# Exercise requirements:
Every record shown below is to be output exactly.

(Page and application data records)
········

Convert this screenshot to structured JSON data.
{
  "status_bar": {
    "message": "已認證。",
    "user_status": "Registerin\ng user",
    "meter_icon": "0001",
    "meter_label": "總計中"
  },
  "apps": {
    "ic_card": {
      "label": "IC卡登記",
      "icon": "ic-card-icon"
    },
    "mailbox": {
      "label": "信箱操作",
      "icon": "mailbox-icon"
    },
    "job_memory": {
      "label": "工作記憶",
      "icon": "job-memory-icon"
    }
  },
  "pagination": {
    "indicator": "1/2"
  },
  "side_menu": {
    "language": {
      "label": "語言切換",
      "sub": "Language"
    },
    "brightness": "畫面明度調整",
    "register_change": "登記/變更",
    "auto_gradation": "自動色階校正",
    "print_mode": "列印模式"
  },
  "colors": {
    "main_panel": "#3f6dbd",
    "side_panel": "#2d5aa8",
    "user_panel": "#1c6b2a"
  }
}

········

# Task answer:
Convert this screenshot to structured JSON data.
{
  "status_bar": {
    "message": "已認證。",
    "user_status": "Registerin\ng user",
    "meter_icon": "0001",
    "meter_label": "總計中"
  },
  "apps": {
    "ic_card": {
      "label": "IC卡登記",
      "icon": "ic-card-icon"
    },
    "mailbox": {
      "label": "信箱操作",
      "icon": "mailbox-icon"
    },
    "job_memory": {
      "label": "工作記憶",
      "icon": "job-memory-icon"
    }
  },
  "pagination": {
    "indicator": "1/2"
  },
  "side_menu": {
    "language": {
      "label": "語言切換",
      "sub": "Language"
    },
    "brightness": "畫面明度調整",
    "register_change": "登記/變更",
    "auto_gradation": "自動色階校正",
    "print_mode": "列印模式"
  },
  "colors": {
    "main_panel": "#3f6dbd",
    "side_panel": "#2d5aa8",
    "user_panel": "#1c6b2a"
  }
}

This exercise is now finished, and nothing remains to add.